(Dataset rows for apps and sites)
-- Opening Marker --

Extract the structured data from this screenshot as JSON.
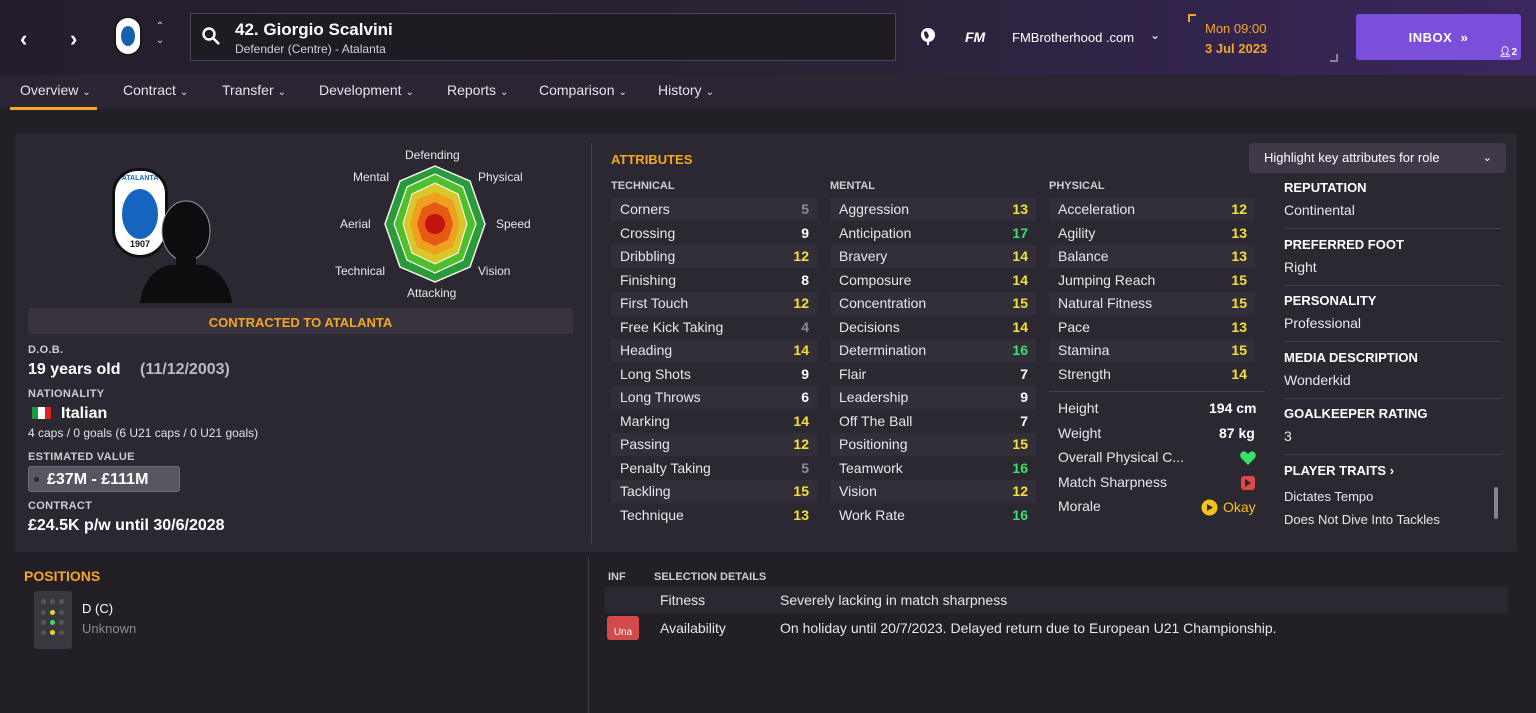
{
  "header": {
    "player_name": "42. Giorgio Scalvini",
    "player_sub": "Defender (Centre) - Atalanta",
    "site": "FMBrotherhood .com",
    "fm_logo": "FM",
    "day_time": "Mon 09:00",
    "date": "3 Jul 2023",
    "inbox_label": "INBOX",
    "inbox_arrows": "»",
    "inbox_badge": "2"
  },
  "tabs": [
    {
      "label": "Overview"
    },
    {
      "label": "Contract"
    },
    {
      "label": "Transfer"
    },
    {
      "label": "Development"
    },
    {
      "label": "Reports"
    },
    {
      "label": "Comparison"
    },
    {
      "label": "History"
    }
  ],
  "radar_labels": {
    "defending": "Defending",
    "mental": "Mental",
    "physical": "Physical",
    "aerial": "Aerial",
    "speed": "Speed",
    "technical": "Technical",
    "vision": "Vision",
    "attacking": "Attacking"
  },
  "crest_text": {
    "top": "ATALANTA",
    "year": "1907"
  },
  "profile": {
    "contract_banner": "CONTRACTED TO ATALANTA",
    "dob_label": "D.O.B.",
    "age": "19 years old",
    "dob": "(11/12/2003)",
    "nationality_label": "NATIONALITY",
    "nationality": "Italian",
    "caps": "4 caps / 0 goals (6 U21 caps / 0 U21 goals)",
    "value_label": "ESTIMATED VALUE",
    "value": "£37M - £111M",
    "contract_label": "CONTRACT",
    "contract": "£24.5K p/w until 30/6/2028"
  },
  "attributes": {
    "title": "ATTRIBUTES",
    "highlight_button": "Highlight key attributes for role",
    "technical_head": "TECHNICAL",
    "mental_head": "MENTAL",
    "physical_head": "PHYSICAL",
    "technical": [
      {
        "name": "Corners",
        "value": "5",
        "color": "grey"
      },
      {
        "name": "Crossing",
        "value": "9",
        "color": "white"
      },
      {
        "name": "Dribbling",
        "value": "12",
        "color": "yellow"
      },
      {
        "name": "Finishing",
        "value": "8",
        "color": "white"
      },
      {
        "name": "First Touch",
        "value": "12",
        "color": "yellow"
      },
      {
        "name": "Free Kick Taking",
        "value": "4",
        "color": "grey"
      },
      {
        "name": "Heading",
        "value": "14",
        "color": "yellow"
      },
      {
        "name": "Long Shots",
        "value": "9",
        "color": "white"
      },
      {
        "name": "Long Throws",
        "value": "6",
        "color": "white"
      },
      {
        "name": "Marking",
        "value": "14",
        "color": "yellow"
      },
      {
        "name": "Passing",
        "value": "12",
        "color": "yellow"
      },
      {
        "name": "Penalty Taking",
        "value": "5",
        "color": "grey"
      },
      {
        "name": "Tackling",
        "value": "15",
        "color": "yellow"
      },
      {
        "name": "Technique",
        "value": "13",
        "color": "yellow"
      }
    ],
    "mental": [
      {
        "name": "Aggression",
        "value": "13",
        "color": "yellow"
      },
      {
        "name": "Anticipation",
        "value": "17",
        "color": "green"
      },
      {
        "name": "Bravery",
        "value": "14",
        "color": "yellow"
      },
      {
        "name": "Composure",
        "value": "14",
        "color": "yellow"
      },
      {
        "name": "Concentration",
        "value": "15",
        "color": "yellow"
      },
      {
        "name": "Decisions",
        "value": "14",
        "color": "yellow"
      },
      {
        "name": "Determination",
        "value": "16",
        "color": "green"
      },
      {
        "name": "Flair",
        "value": "7",
        "color": "white"
      },
      {
        "name": "Leadership",
        "value": "9",
        "color": "white"
      },
      {
        "name": "Off The Ball",
        "value": "7",
        "color": "white"
      },
      {
        "name": "Positioning",
        "value": "15",
        "color": "yellow"
      },
      {
        "name": "Teamwork",
        "value": "16",
        "color": "green"
      },
      {
        "name": "Vision",
        "value": "12",
        "color": "yellow"
      },
      {
        "name": "Work Rate",
        "value": "16",
        "color": "green"
      }
    ],
    "physical": [
      {
        "name": "Acceleration",
        "value": "12",
        "color": "yellow"
      },
      {
        "name": "Agility",
        "value": "13",
        "color": "yellow"
      },
      {
        "name": "Balance",
        "value": "13",
        "color": "yellow"
      },
      {
        "name": "Jumping Reach",
        "value": "15",
        "color": "yellow"
      },
      {
        "name": "Natural Fitness",
        "value": "15",
        "color": "yellow"
      },
      {
        "name": "Pace",
        "value": "13",
        "color": "yellow"
      },
      {
        "name": "Stamina",
        "value": "15",
        "color": "yellow"
      },
      {
        "name": "Strength",
        "value": "14",
        "color": "yellow"
      }
    ],
    "extras": {
      "height_label": "Height",
      "height": "194 cm",
      "weight_label": "Weight",
      "weight": "87 kg",
      "overall_label": "Overall Physical C...",
      "sharpness_label": "Match Sharpness",
      "morale_label": "Morale",
      "morale": "Okay"
    }
  },
  "info": {
    "reputation_label": "REPUTATION",
    "reputation": "Continental",
    "foot_label": "PREFERRED FOOT",
    "foot": "Right",
    "personality_label": "PERSONALITY",
    "personality": "Professional",
    "media_label": "MEDIA DESCRIPTION",
    "media": "Wonderkid",
    "gk_label": "GOALKEEPER RATING",
    "gk": "3",
    "traits_label": "PLAYER TRAITS",
    "traits_arrow": "›",
    "traits": [
      "Dictates Tempo",
      "Does Not Dive Into Tackles"
    ]
  },
  "positions": {
    "title": "POSITIONS",
    "position": "D (C)",
    "familiarity": "Unknown"
  },
  "selection": {
    "inf_head": "INF",
    "details_head": "SELECTION DETAILS",
    "rows": [
      {
        "label": "Fitness",
        "detail": "Severely lacking in match sharpness"
      },
      {
        "label": "Availability",
        "detail": "On holiday until 20/7/2023. Delayed return due to European U21 Championship.",
        "badge": "Una"
      }
    ]
  },
  "colors": {
    "accent": "#f5a623",
    "inbox": "#7b4fd9",
    "attr_grey": "#8f8a96",
    "attr_yellow": "#f5e03a",
    "attr_green": "#3be06a",
    "unavailable": "#d24a4a"
  }
}
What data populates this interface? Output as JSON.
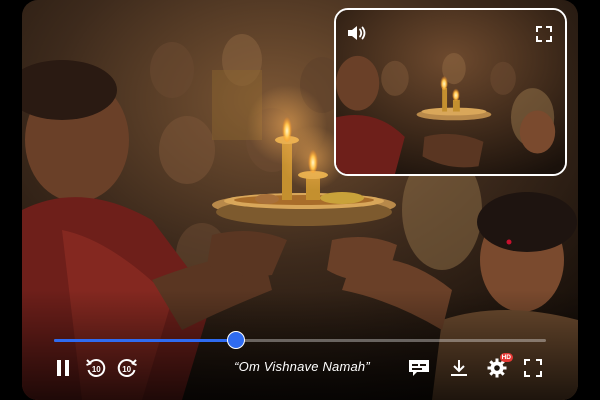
{
  "video": {
    "scene_description_icon": "aarti-ceremony-scene",
    "progress_fraction": 0.37,
    "accent_color": "#2f6bf0"
  },
  "controls": {
    "play_state_icon": "pause-icon",
    "rewind_seconds": "10",
    "forward_seconds": "10",
    "caption_text": "“Om Vishnave Namah”",
    "quality_badge": "HD"
  },
  "pip": {
    "volume_icon": "volume-icon",
    "fullscreen_icon": "fullscreen-icon"
  }
}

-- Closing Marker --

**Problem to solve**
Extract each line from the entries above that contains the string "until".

**Task solution**
    "contract": "£24.5K p/w until 30/6/2028"
        "detail": "On holiday until 20/7/2023. Delayed return due to European U21 Championship.",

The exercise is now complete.